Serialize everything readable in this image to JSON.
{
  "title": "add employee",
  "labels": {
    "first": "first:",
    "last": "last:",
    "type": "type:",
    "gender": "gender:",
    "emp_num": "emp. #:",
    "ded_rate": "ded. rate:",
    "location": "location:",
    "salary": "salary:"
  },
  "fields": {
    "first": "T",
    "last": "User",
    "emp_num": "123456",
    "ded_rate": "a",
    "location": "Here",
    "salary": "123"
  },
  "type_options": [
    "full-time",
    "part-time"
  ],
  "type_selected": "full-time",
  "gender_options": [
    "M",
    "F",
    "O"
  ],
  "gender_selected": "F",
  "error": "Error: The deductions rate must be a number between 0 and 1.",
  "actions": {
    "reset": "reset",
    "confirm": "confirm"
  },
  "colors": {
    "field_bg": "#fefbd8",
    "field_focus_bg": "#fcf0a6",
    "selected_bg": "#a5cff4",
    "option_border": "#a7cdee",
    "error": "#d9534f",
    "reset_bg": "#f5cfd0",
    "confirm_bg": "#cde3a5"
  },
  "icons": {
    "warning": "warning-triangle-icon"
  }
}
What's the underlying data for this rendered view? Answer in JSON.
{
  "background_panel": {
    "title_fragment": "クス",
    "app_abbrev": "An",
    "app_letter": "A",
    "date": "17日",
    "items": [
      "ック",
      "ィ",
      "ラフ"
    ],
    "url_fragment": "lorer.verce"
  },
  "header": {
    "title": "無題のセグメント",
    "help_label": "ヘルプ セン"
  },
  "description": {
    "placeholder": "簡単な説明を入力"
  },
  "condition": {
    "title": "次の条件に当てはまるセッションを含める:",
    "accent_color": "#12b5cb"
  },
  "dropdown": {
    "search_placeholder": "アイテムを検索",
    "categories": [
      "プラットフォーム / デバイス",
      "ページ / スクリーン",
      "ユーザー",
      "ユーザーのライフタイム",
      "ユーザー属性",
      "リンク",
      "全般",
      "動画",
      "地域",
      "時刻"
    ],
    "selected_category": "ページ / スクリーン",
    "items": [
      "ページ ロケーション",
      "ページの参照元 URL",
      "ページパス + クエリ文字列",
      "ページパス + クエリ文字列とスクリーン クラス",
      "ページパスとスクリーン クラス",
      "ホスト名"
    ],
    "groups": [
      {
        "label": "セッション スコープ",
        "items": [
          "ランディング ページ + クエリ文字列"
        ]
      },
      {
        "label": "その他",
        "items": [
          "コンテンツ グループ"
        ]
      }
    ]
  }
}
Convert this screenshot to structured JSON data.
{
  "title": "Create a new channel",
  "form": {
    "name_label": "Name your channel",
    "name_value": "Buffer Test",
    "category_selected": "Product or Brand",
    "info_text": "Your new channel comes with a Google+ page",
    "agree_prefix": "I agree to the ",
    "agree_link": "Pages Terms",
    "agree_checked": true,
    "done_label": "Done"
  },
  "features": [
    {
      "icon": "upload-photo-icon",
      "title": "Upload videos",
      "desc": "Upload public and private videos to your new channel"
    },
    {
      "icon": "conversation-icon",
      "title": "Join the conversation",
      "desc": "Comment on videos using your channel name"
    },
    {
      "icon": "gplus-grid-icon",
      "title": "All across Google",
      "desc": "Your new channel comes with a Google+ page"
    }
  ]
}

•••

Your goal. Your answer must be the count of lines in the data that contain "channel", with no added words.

Answer section. 6